EXERCISE OBJECTIVE:
Leaving nothing out, set down all the data exactly.

*** DATASET EXTRACT ***

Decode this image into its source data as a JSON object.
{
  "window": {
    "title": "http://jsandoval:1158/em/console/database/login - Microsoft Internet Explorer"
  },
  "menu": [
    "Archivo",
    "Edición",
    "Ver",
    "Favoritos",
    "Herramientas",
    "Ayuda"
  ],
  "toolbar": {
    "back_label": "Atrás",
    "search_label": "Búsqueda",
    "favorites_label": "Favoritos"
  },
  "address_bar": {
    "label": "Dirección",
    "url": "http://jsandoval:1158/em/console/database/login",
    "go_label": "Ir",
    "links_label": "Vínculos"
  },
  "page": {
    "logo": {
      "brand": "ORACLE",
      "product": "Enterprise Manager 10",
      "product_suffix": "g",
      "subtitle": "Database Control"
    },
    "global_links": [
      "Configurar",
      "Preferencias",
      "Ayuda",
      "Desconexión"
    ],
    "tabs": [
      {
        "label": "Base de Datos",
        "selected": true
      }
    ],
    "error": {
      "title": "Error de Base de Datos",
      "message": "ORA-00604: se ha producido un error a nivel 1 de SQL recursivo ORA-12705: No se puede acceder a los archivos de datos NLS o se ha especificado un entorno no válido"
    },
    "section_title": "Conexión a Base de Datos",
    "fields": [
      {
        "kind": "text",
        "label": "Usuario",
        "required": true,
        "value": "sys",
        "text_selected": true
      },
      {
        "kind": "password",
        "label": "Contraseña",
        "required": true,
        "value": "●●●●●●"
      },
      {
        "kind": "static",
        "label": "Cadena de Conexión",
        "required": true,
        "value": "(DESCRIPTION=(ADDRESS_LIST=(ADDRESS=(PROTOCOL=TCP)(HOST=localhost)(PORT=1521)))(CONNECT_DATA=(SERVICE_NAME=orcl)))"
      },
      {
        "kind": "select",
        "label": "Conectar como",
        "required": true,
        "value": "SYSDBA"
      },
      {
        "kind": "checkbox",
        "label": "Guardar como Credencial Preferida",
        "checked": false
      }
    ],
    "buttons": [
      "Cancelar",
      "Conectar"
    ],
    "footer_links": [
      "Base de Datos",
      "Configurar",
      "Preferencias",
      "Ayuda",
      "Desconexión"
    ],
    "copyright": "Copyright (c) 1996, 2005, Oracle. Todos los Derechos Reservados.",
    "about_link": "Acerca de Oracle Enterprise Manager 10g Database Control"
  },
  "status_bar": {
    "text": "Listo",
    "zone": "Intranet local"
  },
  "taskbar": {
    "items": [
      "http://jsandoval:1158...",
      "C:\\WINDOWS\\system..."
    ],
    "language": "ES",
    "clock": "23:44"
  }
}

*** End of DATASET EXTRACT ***

ANSWER TO THIS EXERCISE:
Decode this image into its source data as a JSON object.
{
  "window": {
    "title": "http://jsandoval:1158/em/console/database/login - Microsoft Internet Explorer"
  },
  "menu": [
    "Archivo",
    "Edición",
    "Ver",
    "Favoritos",
    "Herramientas",
    "Ayuda"
  ],
  "toolbar": {
    "back_label": "Atrás",
    "search_label": "Búsqueda",
    "favorites_label": "Favoritos"
  },
  "address_bar": {
    "label": "Dirección",
    "url": "http://jsandoval:1158/em/console/database/login",
    "go_label": "Ir",
    "links_label": "Vínculos"
  },
  "page": {
    "logo": {
      "brand": "ORACLE",
      "product": "Enterprise Manager 10",
      "product_suffix": "g",
      "subtitle": "Database Control"
    },
    "global_links": [
      "Configurar",
      "Preferencias",
      "Ayuda",
      "Desconexión"
    ],
    "tabs": [
      {
        "label": "Base de Datos",
        "selected": true
      }
    ],
    "error": {
      "title": "Error de Base de Datos",
      "message": "ORA-00604: se ha producido un error a nivel 1 de SQL recursivo ORA-12705: No se puede acceder a los archivos de datos NLS o se ha especificado un entorno no válido"
    },
    "section_title": "Conexión a Base de Datos",
    "fields": [
      {
        "kind": "text",
        "label": "Usuario",
        "required": true,
        "value": "sys",
        "text_selected": true
      },
      {
        "kind": "password",
        "label": "Contraseña",
        "required": true,
        "value": "●●●●●●"
      },
      {
        "kind": "static",
        "label": "Cadena de Conexión",
        "required": true,
        "value": "(DESCRIPTION=(ADDRESS_LIST=(ADDRESS=(PROTOCOL=TCP)(HOST=localhost)(PORT=1521)))(CONNECT_DATA=(SERVICE_NAME=orcl)))"
      },
      {
        "kind": "select",
        "label": "Conectar como",
        "required": true,
        "value": "SYSDBA"
      },
      {
        "kind": "checkbox",
        "label": "Guardar como Credencial Preferida",
        "checked": false
      }
    ],
    "buttons": [
      "Cancelar",
      "Conectar"
    ],
    "footer_links": [
      "Base de Datos",
      "Configurar",
      "Preferencias",
      "Ayuda",
      "Desconexión"
    ],
    "copyright": "Copyright (c) 1996, 2005, Oracle. Todos los Derechos Reservados.",
    "about_link": "Acerca de Oracle Enterprise Manager 10g Database Control"
  },
  "status_bar": {
    "text": "Listo",
    "zone": "Intranet local"
  },
  "taskbar": {
    "items": [
      "http://jsandoval:1158...",
      "C:\\WINDOWS\\system..."
    ],
    "language": "ES",
    "clock": "23:44"
  }
}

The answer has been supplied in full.